fbpx

Reflecting on last night’s Trump rally in Dallas, it struck me that part of the reason the political elite want Trump gone is because of these massive rallies and what they represent. The elite—from both parties—see Americans unified and electrified by a vision for American Exceptionalism.

Frankly, the political elite hate President Trump because he connects with the hopes and aspirations of Americans—running contrary to the self-serving cronyism that has become the hallmark of most American politicians.

Indeed, the rallies are less about Trump the man than about people being united in a shared passion for the American dream our Founding Fathers presented. People rally with Trump because he unabashedly stands with them. The rallies are full of people who see in Trump someone who fights alongside them. Yes, Donald Trump may be the “brandname,” but he is the brand because people see in him someone who doesn’t lecture them, but speaks with them; someone who is serving them, not pandering to them.

Before the president spoke, I had the opportunity to visit in line at the concession stand with a retired Army officer—fully decked out in Trump regalia. As we spoke, he mentioned his disagreement—strong disagreement, in fact—with the president’s position on Syria, Turkey, and the Kurds.

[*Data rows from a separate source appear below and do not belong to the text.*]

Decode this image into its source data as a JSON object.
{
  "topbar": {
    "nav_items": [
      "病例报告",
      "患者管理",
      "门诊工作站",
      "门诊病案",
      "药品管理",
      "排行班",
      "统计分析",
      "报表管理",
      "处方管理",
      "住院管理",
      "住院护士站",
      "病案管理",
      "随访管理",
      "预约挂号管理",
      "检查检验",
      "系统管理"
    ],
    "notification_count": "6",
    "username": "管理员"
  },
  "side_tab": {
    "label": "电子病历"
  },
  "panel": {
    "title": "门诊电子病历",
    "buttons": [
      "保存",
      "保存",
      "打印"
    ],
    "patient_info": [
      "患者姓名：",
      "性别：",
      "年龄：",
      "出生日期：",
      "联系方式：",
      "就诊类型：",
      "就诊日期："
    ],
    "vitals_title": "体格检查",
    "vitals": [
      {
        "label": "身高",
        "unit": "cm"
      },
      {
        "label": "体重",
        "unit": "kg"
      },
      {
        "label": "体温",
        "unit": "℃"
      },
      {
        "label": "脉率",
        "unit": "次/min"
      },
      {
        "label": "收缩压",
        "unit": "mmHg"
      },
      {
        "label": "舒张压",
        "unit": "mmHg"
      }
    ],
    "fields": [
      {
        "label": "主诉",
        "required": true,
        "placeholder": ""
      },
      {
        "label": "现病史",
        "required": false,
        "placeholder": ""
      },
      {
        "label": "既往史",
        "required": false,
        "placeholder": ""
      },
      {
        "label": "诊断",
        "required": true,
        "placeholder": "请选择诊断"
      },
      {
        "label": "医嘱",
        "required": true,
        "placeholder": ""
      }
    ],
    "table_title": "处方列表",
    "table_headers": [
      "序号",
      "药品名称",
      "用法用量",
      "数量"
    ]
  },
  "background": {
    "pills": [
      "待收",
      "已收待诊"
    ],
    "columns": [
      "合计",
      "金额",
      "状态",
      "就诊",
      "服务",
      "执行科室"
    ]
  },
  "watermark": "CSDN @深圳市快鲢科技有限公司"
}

But then he said something remarkable; he said he’d probably have less respect for Trump if the president had adopted his position. Why? Because President Trump campaigned on staying out of foreign wars and scaling back overseas commitments.

This man spoke about how he appreciates, finally, having a president whose words and actions are so closely aligned.

He might have been unique, but I believe many more men and women in the audience view the president in the same way. They see a man who actually loves America and is earnestly seeking to deliver on his promises, to keep his commitments, and to join the people in the task of keeping America exceptional.

The rallies have Trump as the highlight, but at the center is something deeper, something even more substantive, something more lasting. It’s the optimistic hope that America’s best days are ahead of her, that the promise of the American Revolution is alive, that we will be an ever more brightly shining city on a hill.

The political elite probably think that by overthrowing President Trump, they can shut the people up. If last night’s rally in Dallas is any indication, that isn’t happening.

We must tell the political elite—the swamp-dwellers and cronies of both parties—that we are not giving up; not on Trump, not on America. Not now, not ever.